The experiment that produced the latest big discovery about ghostly particles called neutrinos is trying its hand at solving a second neutrino mystery.
The Daya Bay Reactor Neutrino Experiment reported in Physical Review Letters today that it has narrowed the region in which the most elusive kind of neutrino, the sterile neutrino, might exist.
Located in southern China, the experiment studies low-energy neutrinos and their antimatter counterparts streaming from the nearby Daya Bay and Ling Ao nuclear power plants.
The primary goal of building the Daya Bay experiment was to better understand how neutrinos oscillate, or change from one type to another. Daya Bay scientists accomplished this in March 2012 with the discovery of a parameter called theta-13.
In the process they collected the most data on antineutrinos from a nuclear reactor of any experiment in the world.
“We have multiple reactors as well as detectors,” says co-leader of the Daya Bay experiment Kam-Biu Luk of Lawrence Berkeley National Laboratory and the University of California, Berkeley. “As a result we are in a very good position to search for sterile neutrinos, particularly in a region that hasn’t been explored before.”
Neutrinos are known to oscillate between three types. The question Daya Bay set out to answer was whether there is a fourth type that mixes with the other three. Sterile neutrinos have yet to be discovered, possibly because they interact with matter less than any other type of neutrino—a characteristic that has made them candidate dark matter particles.

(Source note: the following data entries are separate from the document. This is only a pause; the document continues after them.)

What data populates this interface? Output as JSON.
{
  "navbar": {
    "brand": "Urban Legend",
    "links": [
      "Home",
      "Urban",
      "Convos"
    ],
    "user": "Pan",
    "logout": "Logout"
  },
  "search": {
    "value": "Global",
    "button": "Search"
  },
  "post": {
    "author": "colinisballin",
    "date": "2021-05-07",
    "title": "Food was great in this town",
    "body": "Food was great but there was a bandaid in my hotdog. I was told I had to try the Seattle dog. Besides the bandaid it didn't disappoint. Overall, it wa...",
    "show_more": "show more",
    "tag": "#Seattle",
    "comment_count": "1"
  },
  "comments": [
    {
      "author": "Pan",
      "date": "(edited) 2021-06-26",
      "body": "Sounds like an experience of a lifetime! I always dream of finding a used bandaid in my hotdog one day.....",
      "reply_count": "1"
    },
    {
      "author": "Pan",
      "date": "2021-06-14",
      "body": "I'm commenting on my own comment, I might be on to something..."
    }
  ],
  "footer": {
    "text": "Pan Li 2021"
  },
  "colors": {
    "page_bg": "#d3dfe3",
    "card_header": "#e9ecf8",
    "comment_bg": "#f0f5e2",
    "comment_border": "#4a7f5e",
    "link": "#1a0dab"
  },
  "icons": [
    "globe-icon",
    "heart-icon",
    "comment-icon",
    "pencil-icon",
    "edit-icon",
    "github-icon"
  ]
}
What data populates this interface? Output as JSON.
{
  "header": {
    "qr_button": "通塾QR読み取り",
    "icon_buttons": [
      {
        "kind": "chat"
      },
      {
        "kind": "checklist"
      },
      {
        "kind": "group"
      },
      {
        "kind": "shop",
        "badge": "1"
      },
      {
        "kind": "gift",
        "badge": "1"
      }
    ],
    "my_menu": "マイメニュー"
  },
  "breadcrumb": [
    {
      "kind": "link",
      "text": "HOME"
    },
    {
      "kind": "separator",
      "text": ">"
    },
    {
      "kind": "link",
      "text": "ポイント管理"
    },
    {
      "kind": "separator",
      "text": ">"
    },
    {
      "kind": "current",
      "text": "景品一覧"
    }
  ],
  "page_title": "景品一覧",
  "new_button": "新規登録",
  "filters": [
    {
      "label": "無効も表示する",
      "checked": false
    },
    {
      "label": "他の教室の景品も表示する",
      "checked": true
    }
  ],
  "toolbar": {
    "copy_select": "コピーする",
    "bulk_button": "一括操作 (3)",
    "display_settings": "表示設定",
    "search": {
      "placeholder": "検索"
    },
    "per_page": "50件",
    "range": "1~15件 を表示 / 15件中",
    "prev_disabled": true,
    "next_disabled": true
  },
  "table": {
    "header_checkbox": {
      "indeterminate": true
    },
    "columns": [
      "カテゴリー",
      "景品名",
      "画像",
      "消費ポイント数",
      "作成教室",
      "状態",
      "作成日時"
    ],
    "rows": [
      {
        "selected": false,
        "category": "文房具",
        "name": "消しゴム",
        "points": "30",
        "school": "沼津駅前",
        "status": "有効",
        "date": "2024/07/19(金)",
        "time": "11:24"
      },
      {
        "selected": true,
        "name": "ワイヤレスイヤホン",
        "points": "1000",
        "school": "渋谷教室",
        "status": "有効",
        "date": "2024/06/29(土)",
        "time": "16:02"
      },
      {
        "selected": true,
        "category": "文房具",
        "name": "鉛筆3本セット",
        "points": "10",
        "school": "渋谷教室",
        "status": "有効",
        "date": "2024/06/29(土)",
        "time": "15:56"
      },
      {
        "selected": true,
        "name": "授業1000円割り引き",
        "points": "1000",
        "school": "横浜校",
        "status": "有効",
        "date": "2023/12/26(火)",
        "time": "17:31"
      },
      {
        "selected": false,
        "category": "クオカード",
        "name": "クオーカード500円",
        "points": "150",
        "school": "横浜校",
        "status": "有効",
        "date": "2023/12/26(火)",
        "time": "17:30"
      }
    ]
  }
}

In today’s result, Daya Bay scientists ruled out the existence of these neutrinos at the lowest masses ever probed.
“We have no idea where the sterile neutrino is hiding, if it exists,” Luk says. “Therefore it is very important to have many types of experiments search in different regions.”
The Daya Bay experiment is managed at the Institute of High Energy Physics in China, and its US contingent is based at Lawrence Berkeley National Laboratory and Brookhaven National Laboratory.
Daya Bay scientists will likely release a second sterile neutrino study only after they have finished collecting data in 2017, Luk says.